Dataset items —
=== Section Start ===

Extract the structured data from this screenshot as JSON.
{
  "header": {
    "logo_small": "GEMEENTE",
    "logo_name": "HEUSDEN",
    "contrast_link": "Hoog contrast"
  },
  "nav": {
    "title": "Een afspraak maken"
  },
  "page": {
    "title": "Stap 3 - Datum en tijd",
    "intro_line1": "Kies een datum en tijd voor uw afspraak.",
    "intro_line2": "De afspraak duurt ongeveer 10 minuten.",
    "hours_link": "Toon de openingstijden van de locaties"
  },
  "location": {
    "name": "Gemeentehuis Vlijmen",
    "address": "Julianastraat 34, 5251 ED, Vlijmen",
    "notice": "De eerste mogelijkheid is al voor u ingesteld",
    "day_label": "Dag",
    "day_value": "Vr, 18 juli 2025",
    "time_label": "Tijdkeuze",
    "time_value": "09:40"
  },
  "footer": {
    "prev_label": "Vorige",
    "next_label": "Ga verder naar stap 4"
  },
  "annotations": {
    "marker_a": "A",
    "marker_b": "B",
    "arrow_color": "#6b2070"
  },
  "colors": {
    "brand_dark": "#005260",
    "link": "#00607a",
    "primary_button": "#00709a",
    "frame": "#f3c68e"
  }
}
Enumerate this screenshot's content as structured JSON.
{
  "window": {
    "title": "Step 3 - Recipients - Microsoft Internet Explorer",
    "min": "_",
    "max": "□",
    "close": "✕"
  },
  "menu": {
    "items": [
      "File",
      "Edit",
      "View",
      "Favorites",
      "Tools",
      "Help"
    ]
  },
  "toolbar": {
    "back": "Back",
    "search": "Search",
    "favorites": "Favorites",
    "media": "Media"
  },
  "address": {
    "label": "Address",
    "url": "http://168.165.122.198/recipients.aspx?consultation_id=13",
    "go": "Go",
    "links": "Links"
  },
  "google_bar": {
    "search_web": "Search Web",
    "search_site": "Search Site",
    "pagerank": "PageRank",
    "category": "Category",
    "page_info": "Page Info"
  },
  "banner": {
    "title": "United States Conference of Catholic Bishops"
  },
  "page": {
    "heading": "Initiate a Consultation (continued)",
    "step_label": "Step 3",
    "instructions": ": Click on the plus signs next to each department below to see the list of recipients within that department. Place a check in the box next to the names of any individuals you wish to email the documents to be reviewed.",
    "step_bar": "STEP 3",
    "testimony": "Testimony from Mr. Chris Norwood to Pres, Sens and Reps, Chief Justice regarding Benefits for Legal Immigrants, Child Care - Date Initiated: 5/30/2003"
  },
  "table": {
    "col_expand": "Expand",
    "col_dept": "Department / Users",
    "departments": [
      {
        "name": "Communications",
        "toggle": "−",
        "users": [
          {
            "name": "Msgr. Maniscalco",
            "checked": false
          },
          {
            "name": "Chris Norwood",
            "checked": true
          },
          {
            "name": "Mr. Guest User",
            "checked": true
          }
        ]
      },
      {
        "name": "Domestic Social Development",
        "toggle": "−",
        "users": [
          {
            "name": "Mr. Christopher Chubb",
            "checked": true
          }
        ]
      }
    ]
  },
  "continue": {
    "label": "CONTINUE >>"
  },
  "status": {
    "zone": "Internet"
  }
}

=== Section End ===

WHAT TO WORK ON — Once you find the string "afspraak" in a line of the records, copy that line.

EXERCISE RESPONSE —
    "title": "Een afspraak maken"
    "intro_line1": "Kies een datum en tijd voor uw afspraak.",
    "intro_line2": "De afspraak duurt ongeveer 10 minuten.",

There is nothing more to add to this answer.